New report finds accents still act as a barrier to social mobility
The report, co-produced by Linguistics lecturer Dr Christian Ilbury highlights a clear link between accents, socioeconomic background and social mobility.
Christian worked as part of the Accent Bias in Britain project to examine the impact that someone’s accent has on their journey through education and into the workplace, based on the experiences of sixth-formers, university students and professionals.
The research found that 30% of university students and 29% of university applicants (largely 17-18 year olds) reported being mocked, criticised or singled out in educational settings as a result of their accents, and 25% of professionals reported the same in work settings.

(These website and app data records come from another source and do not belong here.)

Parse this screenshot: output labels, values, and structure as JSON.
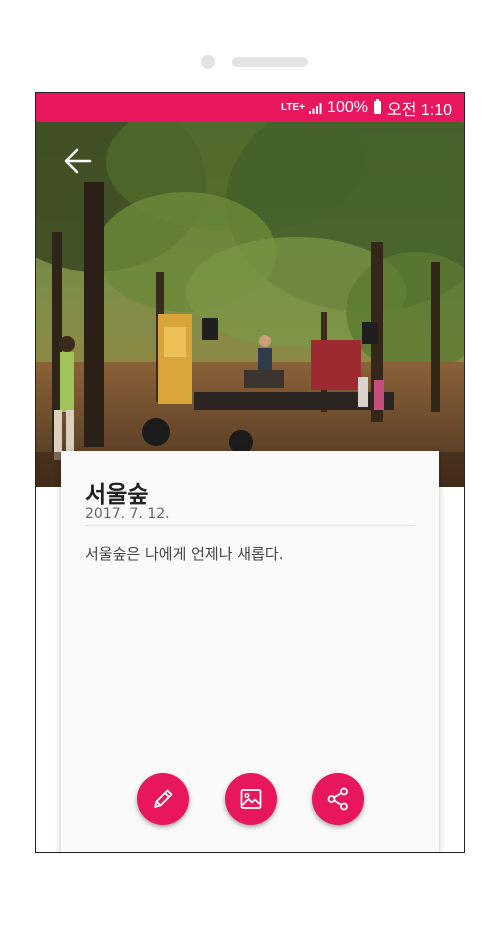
{
  "status_bar": {
    "network": "LTE",
    "network_plus": "+",
    "battery": "100%",
    "time": "오전 1:10"
  },
  "header": {
    "back_icon": "arrow-left-icon"
  },
  "entry": {
    "title": "서울숲",
    "date": "2017. 7. 12.",
    "content": "서울숲은 나에게 언제나 새롭다."
  },
  "actions": [
    {
      "icon": "pencil-icon"
    },
    {
      "icon": "image-icon"
    },
    {
      "icon": "share-icon"
    }
  ],
  "colors": {
    "accent": "#e8175d",
    "card_background": "#fafafa"
  }
}
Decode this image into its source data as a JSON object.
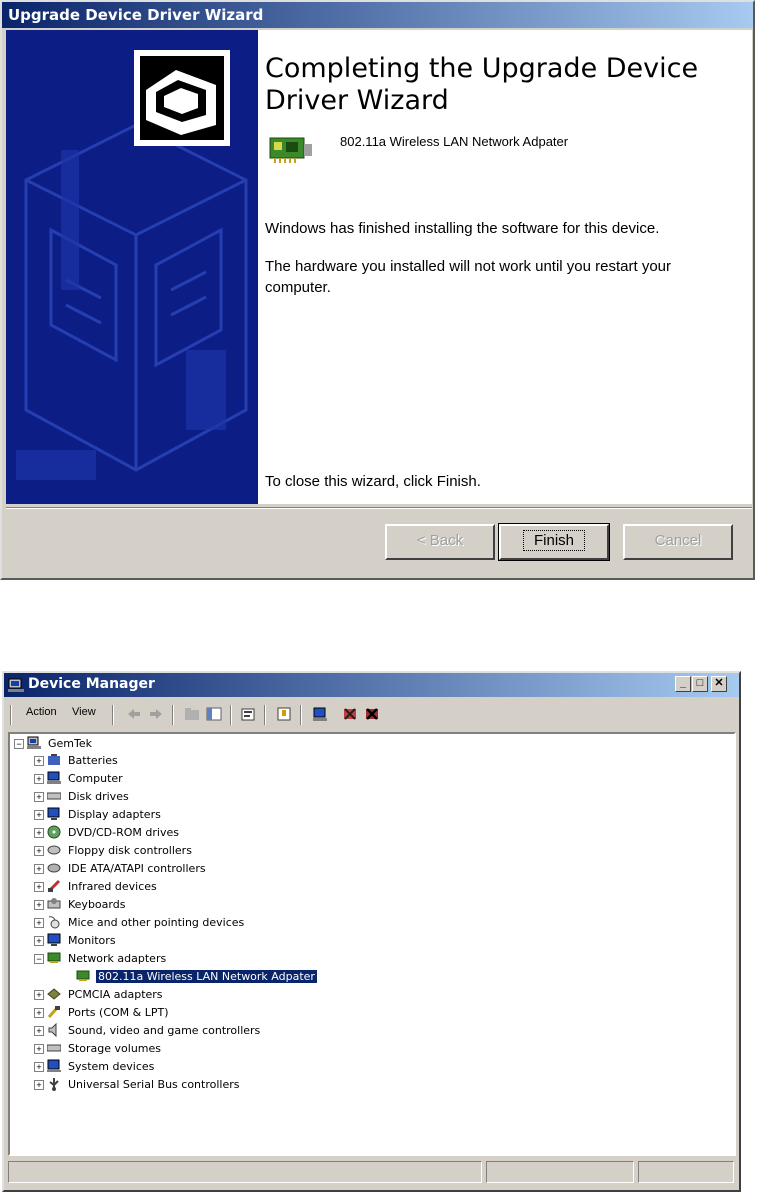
{
  "wizard": {
    "window_title": "Upgrade Device Driver Wizard",
    "heading": "Completing the Upgrade Device Driver Wizard",
    "device_name": "802.11a Wireless LAN Network Adpater",
    "message_1": "Windows has finished installing the software for this device.",
    "message_2": "The hardware you installed will not work until you restart your computer.",
    "close_hint": "To close this wizard, click Finish.",
    "buttons": {
      "back": "< Back",
      "finish": "Finish",
      "cancel": "Cancel"
    }
  },
  "device_manager": {
    "window_title": "Device Manager",
    "menu": {
      "action": "Action",
      "view": "View"
    },
    "tree_root": "GemTek",
    "categories": [
      "Batteries",
      "Computer",
      "Disk drives",
      "Display adapters",
      "DVD/CD-ROM drives",
      "Floppy disk controllers",
      "IDE ATA/ATAPI controllers",
      "Infrared devices",
      "Keyboards",
      "Mice and other pointing devices",
      "Monitors",
      "Network adapters",
      "802.11a Wireless LAN Network Adpater",
      "PCMCIA adapters",
      "Ports (COM & LPT)",
      "Sound, video and game controllers",
      "Storage volumes",
      "System devices",
      "Universal Serial Bus controllers"
    ]
  },
  "colors": {
    "titlebar": "#0a246a",
    "banner": "#0c1d86",
    "selection": "#0a246a",
    "face": "#d4d0c8"
  }
}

These experiences are particularly prevalent for those from lower socio-economic backgrounds, who report significantly more mocking or singling out in workplace or social settings. Over a quarter (29%) of senior managers from working class families said they had been mocked or criticised in the workplace for their accent, vs 22% of those from better off backgrounds.
In order to address accent bias, the report recommends that action should be taken to diversify the workplace so that there is a range of accents within the organisation.
“Our work shows that the long-standing hierarchy of accent prestige in Britain continues today. Standard varieties such as ‘Received Pronunciation’ are generally evaluated as more prestigious than other regional, working class, and minority ethnic accents. These accent biases are likely to negatively impact individuals at key junctures for social mobility, such as in job interviews. Subsequently, speakers of non-standard varieties are likely to feel pressurised to adapt or change their accent. We show that this accent related anxiety is present at all stages of life, but it is particularly pronounced for those from the North of England and from working-class backgrounds. Our research demonstrates that accent-based discrimination is likely to be a barrier to social mobility but it can be mitigated by raising awareness of accent bias.”
Dr Christian Ilbury
Lecturer in Sociolinguistics.
The report is available in full on the Accent Bias Britain website linked below.